§ Task to complete:
Below are some entries; report how many of their lines contain the word "name", giving nothing besides the number.

§ Source data:
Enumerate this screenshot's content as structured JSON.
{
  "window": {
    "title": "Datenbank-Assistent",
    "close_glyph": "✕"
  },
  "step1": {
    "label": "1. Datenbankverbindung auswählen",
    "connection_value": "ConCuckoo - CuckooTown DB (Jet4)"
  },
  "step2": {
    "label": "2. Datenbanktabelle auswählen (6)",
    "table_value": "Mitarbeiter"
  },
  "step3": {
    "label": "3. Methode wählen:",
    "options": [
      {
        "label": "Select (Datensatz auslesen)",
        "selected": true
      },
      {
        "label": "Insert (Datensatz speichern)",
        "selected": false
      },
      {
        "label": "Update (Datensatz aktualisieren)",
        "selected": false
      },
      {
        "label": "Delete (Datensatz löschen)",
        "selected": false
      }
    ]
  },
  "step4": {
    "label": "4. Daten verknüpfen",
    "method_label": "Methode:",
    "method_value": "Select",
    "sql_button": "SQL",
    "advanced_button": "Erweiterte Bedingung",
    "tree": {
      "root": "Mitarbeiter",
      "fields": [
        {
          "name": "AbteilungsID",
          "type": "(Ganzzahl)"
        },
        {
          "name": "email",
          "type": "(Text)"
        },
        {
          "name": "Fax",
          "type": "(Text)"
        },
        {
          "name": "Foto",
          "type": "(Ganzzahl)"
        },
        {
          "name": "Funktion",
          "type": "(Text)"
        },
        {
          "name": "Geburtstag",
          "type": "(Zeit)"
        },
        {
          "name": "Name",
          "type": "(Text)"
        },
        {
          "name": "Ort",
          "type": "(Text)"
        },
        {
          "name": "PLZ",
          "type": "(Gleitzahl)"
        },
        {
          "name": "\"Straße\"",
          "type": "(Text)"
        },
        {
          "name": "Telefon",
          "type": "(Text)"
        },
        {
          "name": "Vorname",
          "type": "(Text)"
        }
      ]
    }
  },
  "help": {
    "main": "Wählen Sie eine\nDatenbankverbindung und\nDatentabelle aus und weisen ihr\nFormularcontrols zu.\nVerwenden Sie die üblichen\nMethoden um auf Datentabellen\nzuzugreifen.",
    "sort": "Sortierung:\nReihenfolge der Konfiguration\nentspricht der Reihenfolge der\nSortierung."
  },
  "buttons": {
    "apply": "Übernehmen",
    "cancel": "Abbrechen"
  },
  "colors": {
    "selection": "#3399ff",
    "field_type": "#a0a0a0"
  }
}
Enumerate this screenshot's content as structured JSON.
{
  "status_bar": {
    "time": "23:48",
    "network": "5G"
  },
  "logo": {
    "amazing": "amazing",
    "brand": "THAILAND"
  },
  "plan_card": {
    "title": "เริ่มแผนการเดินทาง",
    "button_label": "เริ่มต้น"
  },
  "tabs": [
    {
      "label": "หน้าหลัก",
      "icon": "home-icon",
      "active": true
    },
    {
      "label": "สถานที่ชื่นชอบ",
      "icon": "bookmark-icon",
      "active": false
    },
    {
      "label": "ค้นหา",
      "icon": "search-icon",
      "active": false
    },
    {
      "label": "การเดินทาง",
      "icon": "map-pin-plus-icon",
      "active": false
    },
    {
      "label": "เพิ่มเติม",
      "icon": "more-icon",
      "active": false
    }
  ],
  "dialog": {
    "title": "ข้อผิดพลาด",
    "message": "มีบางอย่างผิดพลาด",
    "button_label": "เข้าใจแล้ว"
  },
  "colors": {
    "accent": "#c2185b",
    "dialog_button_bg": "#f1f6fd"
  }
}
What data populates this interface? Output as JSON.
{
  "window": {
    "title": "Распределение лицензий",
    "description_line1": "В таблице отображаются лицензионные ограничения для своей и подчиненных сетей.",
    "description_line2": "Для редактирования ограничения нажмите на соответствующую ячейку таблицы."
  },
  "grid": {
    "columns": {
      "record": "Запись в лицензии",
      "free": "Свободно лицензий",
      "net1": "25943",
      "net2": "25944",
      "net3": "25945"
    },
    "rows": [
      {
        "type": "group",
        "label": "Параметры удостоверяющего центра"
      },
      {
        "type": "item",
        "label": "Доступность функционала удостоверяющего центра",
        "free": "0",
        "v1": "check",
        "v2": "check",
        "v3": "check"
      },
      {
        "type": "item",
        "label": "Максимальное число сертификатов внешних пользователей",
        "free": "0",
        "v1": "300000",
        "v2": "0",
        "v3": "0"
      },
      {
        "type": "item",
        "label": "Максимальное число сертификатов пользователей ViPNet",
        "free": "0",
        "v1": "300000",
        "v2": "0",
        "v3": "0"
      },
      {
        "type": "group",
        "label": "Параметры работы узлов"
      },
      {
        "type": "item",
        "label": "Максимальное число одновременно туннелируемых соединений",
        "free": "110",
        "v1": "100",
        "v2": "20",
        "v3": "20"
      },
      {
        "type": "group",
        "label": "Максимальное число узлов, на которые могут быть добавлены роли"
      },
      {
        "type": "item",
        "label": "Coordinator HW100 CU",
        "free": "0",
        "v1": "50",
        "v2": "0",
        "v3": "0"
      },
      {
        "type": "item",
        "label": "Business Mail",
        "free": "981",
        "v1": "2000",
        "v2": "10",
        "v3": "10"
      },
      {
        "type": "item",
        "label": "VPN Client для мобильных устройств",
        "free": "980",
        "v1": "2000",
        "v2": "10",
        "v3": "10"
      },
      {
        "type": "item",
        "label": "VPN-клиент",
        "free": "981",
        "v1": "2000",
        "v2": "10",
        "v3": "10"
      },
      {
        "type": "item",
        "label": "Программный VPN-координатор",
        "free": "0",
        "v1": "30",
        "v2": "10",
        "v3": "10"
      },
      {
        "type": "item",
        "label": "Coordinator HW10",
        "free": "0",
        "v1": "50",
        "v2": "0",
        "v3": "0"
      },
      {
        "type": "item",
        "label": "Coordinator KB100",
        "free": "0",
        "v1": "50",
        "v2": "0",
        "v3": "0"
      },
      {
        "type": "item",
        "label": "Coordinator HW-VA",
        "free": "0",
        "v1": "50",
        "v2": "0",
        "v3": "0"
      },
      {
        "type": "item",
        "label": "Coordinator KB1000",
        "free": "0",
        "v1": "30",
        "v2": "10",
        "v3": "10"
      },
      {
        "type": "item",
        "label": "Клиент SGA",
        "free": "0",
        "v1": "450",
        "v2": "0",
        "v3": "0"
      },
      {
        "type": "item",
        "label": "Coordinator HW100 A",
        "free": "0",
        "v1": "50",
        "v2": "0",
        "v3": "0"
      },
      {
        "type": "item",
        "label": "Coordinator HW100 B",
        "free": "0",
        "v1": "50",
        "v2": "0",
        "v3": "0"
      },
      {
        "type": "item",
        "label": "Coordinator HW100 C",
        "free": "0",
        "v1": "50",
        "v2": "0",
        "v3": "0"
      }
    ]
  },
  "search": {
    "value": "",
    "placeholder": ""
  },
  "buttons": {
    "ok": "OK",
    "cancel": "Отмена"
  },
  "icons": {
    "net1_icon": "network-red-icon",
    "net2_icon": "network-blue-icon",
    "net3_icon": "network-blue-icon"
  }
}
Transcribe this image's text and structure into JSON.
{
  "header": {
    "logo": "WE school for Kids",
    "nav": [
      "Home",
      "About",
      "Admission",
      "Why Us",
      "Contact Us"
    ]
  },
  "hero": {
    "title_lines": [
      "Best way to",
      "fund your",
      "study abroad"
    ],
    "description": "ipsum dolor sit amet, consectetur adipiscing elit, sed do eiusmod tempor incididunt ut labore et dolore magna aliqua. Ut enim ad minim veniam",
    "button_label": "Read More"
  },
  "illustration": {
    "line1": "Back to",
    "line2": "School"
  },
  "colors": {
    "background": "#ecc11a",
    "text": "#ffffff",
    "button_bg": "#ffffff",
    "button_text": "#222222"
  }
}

§ Solution:
12